→ **Record set**
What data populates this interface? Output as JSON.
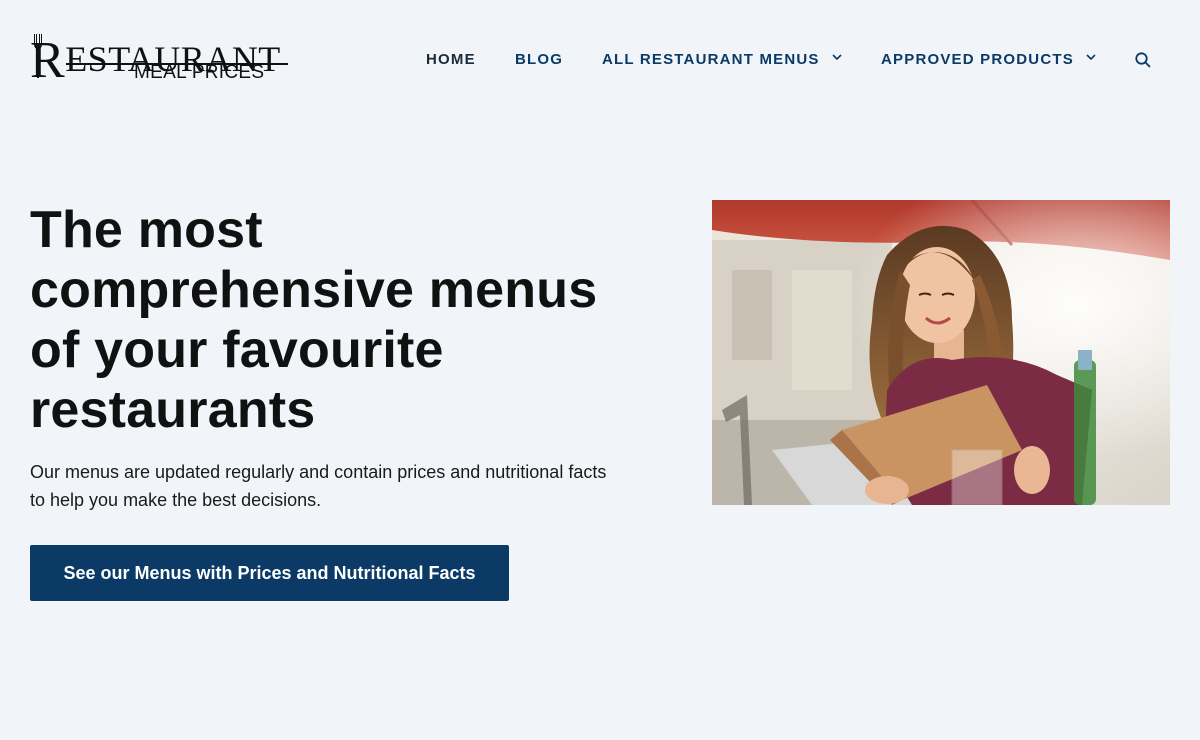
{
  "logo": {
    "main_first": "R",
    "main_rest": "ESTAURANT",
    "sub": "MEAL PRICES"
  },
  "nav": {
    "items": [
      {
        "label": "HOME",
        "has_dropdown": false
      },
      {
        "label": "BLOG",
        "has_dropdown": false
      },
      {
        "label": "ALL RESTAURANT MENUS",
        "has_dropdown": true
      },
      {
        "label": "APPROVED PRODUCTS",
        "has_dropdown": true
      }
    ],
    "search_icon": "search-icon"
  },
  "hero": {
    "title": "The most comprehensive menus of your favourite restaurants",
    "subtitle": "Our menus are updated regularly and contain prices and nutritional facts to help you make the best decisions.",
    "cta_label": "See our Menus with Prices and Nutritional Facts"
  },
  "colors": {
    "background": "#f1f5f9",
    "accent": "#0b3a66",
    "text": "#111111",
    "nav_home": "#1b2a3a"
  }
}
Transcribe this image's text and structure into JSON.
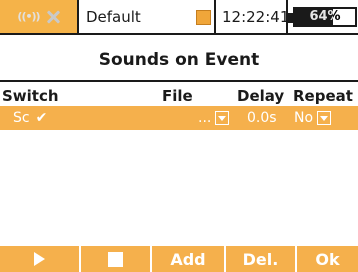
{
  "status": {
    "model_name": "Default",
    "time": "12:22:41",
    "battery_percent": 64,
    "battery_label": "64%",
    "signal_icon": "wifi-signal-icon",
    "signal_glyph": "((•))",
    "no_connection_icon": "x-icon"
  },
  "page": {
    "title": "Sounds on Event"
  },
  "table": {
    "columns": [
      "Switch",
      "File",
      "Delay",
      "Repeat"
    ],
    "rows": [
      {
        "switch": "Sc",
        "switch_state": "✔",
        "file": "...",
        "delay": "0.0s",
        "repeat": "No"
      }
    ]
  },
  "buttons": {
    "add": "Add",
    "delete": "Del.",
    "ok": "Ok"
  },
  "colors": {
    "accent": "#f5b04c",
    "text": "#1a1a1a"
  }
}
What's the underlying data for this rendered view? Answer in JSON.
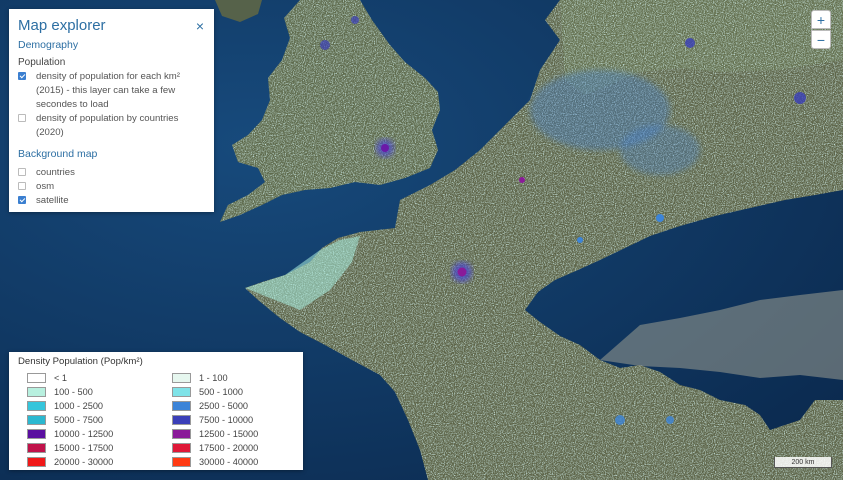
{
  "explorer": {
    "title": "Map explorer",
    "close_symbol": "×",
    "demography_title": "Demography",
    "population_title": "Population",
    "options": [
      {
        "label": "density of population for each km² (2015) - this layer can take a few secondes to load",
        "checked": true
      },
      {
        "label": "density of population by countries (2020)",
        "checked": false
      }
    ],
    "background_title": "Background map",
    "background_options": [
      {
        "label": "countries",
        "checked": false
      },
      {
        "label": "osm",
        "checked": false
      },
      {
        "label": "satellite",
        "checked": true
      }
    ]
  },
  "legend": {
    "title": "Density Population (Pop/km²)",
    "items": [
      {
        "label": "< 1",
        "color": "#ffffff"
      },
      {
        "label": "1 - 100",
        "color": "#e6f7ef"
      },
      {
        "label": "100 - 500",
        "color": "#b8f0df"
      },
      {
        "label": "500 - 1000",
        "color": "#7fe3e8"
      },
      {
        "label": "1000 - 2500",
        "color": "#35c5db"
      },
      {
        "label": "2500 - 5000",
        "color": "#3c84d8"
      },
      {
        "label": "5000 - 7500",
        "color": "#2bb8d0"
      },
      {
        "label": "7500 - 10000",
        "color": "#3a3fb8"
      },
      {
        "label": "10000 - 12500",
        "color": "#5a0fa0"
      },
      {
        "label": "12500 - 15000",
        "color": "#8a1a99"
      },
      {
        "label": "15000 - 17500",
        "color": "#c0124a"
      },
      {
        "label": "17500 - 20000",
        "color": "#df1838"
      },
      {
        "label": "20000 - 30000",
        "color": "#f01818"
      },
      {
        "label": "30000 - 40000",
        "color": "#ff3a12"
      }
    ]
  },
  "controls": {
    "zoom_in": "+",
    "zoom_out": "−",
    "scale_label": "200 km"
  },
  "colors": {
    "sea": "#0f3560",
    "land_base": "#5d6448",
    "accent": "#2d6fa3"
  }
}
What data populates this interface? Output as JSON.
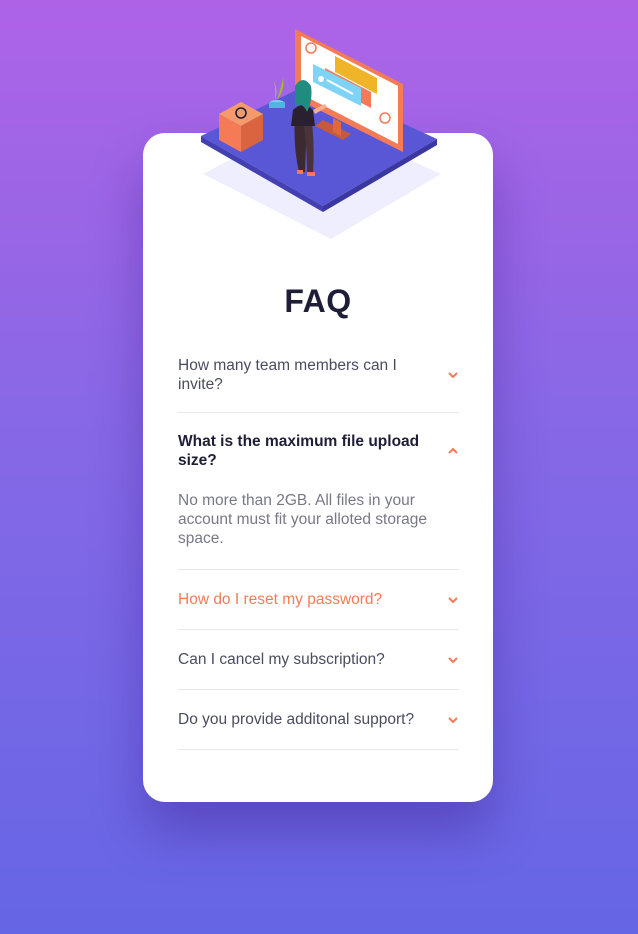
{
  "page": {
    "title": "FAQ"
  },
  "faq": [
    {
      "question": "How many team members can I invite?",
      "expanded": false
    },
    {
      "question": "What is the maximum file upload size?",
      "answer": "No more than 2GB. All files in your account must fit your alloted storage space.",
      "expanded": true
    },
    {
      "question": "How do I reset my password?",
      "expanded": false,
      "hovered": true
    },
    {
      "question": "Can I cancel my subscription?",
      "expanded": false
    },
    {
      "question": "Do you provide additonal support?",
      "expanded": false
    }
  ],
  "colors": {
    "accent": "#f47b56",
    "heading": "#1e1f36",
    "text": "#4b4c5f",
    "answer": "#787887",
    "gradient_top": "#ae63e7",
    "gradient_bottom": "#6566e5"
  },
  "icons": {
    "collapsed": "chevron-down-icon",
    "expanded": "chevron-up-icon",
    "hero": "woman-online-illustration"
  }
}
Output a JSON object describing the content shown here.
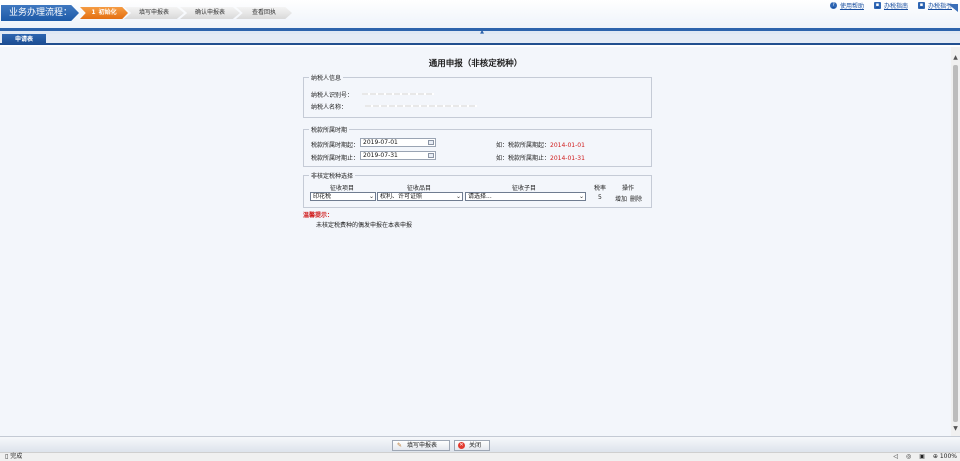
{
  "header": {
    "flow_title": "业务办理流程：",
    "steps": [
      {
        "num": "1",
        "label": "初始化",
        "state": "active"
      },
      {
        "num": "",
        "label": "填写申报表",
        "state": "inactive"
      },
      {
        "num": "",
        "label": "确认申报表",
        "state": "inactive"
      },
      {
        "num": "",
        "label": "查看回执",
        "state": "inactive"
      }
    ],
    "help_links": [
      {
        "label": "使用帮助",
        "icon": "question-icon"
      },
      {
        "label": "办税指南",
        "icon": "book-icon"
      },
      {
        "label": "办税指引",
        "icon": "guide-icon"
      }
    ]
  },
  "tabs": [
    {
      "label": "申请表"
    }
  ],
  "form": {
    "title": "通用申报（非核定税种）",
    "taxpayer": {
      "legend": "纳税人信息",
      "id_label": "纳税人识别号：",
      "name_label": "纳税人名称："
    },
    "period": {
      "legend": "税款所属时期",
      "start_label": "税款所属时期起：",
      "start_value": "2019-07-01",
      "end_label": "税款所属时期止：",
      "end_value": "2019-07-31",
      "start_example_prefix": "如：税款所属期起：",
      "start_example_value": "2014-01-01",
      "end_example_prefix": "如：税款所属期止：",
      "end_example_value": "2014-01-31"
    },
    "taxtype": {
      "legend": "非核定税种选择",
      "headers": [
        "征收项目",
        "征收品目",
        "征收子目",
        "税率",
        "操作"
      ],
      "row": {
        "item": "印花税",
        "category": "权利、许可证照",
        "subitem": "请选择...",
        "rate": "5",
        "add": "增加",
        "delete": "删除"
      }
    },
    "hint_title": "温馨提示：",
    "hint_body": "未核定税费种的偶发申报在本表申报"
  },
  "buttons": {
    "fill": "填写申报表",
    "close": "关闭"
  },
  "status": {
    "left": "完成",
    "zoom": "100%"
  }
}
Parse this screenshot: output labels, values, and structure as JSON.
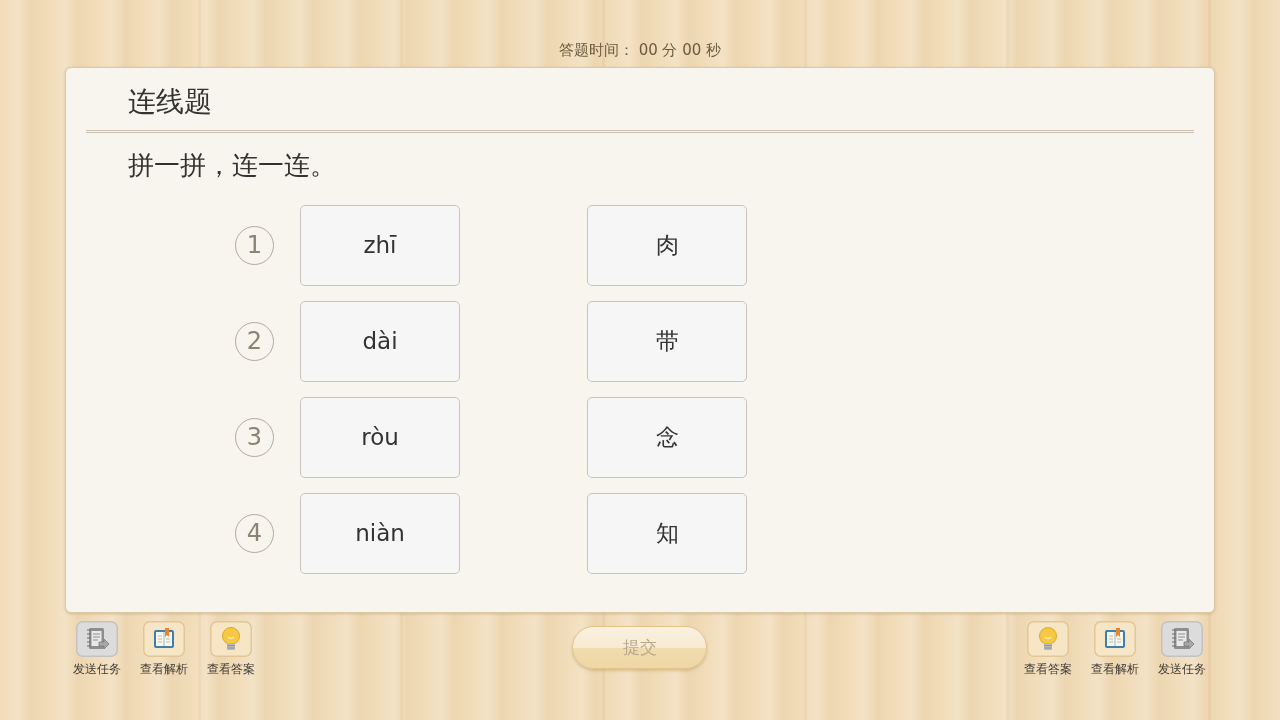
{
  "timer": "答题时间： 00 分 00 秒",
  "question": {
    "type_title": "连线题",
    "prompt": "拼一拼，连一连。",
    "rows": [
      {
        "number": "1",
        "pinyin": "zhī",
        "character": "肉"
      },
      {
        "number": "2",
        "pinyin": "dài",
        "character": "带"
      },
      {
        "number": "3",
        "pinyin": "ròu",
        "character": "念"
      },
      {
        "number": "4",
        "pinyin": "niàn",
        "character": "知"
      }
    ]
  },
  "left_tools": [
    {
      "kind": "send",
      "label": "发送任务"
    },
    {
      "kind": "analysis",
      "label": "查看解析"
    },
    {
      "kind": "answer",
      "label": "查看答案"
    }
  ],
  "submit": {
    "label": "提交",
    "disabled": true
  },
  "right_tools": [
    {
      "kind": "answer",
      "label": "查看答案"
    },
    {
      "kind": "analysis",
      "label": "查看解析"
    },
    {
      "kind": "send",
      "label": "发送任务"
    }
  ]
}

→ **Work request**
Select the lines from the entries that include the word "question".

→ **Problem solution**
      "question": "How many team members can I invite?",
      "question": "What is the maximum file upload size?",
      "question": "How do I reset my password?",
      "question": "Can I cancel my subscription?",
      "question": "Do you provide additonal support?",
        "icon": "question-icon"
  "question": {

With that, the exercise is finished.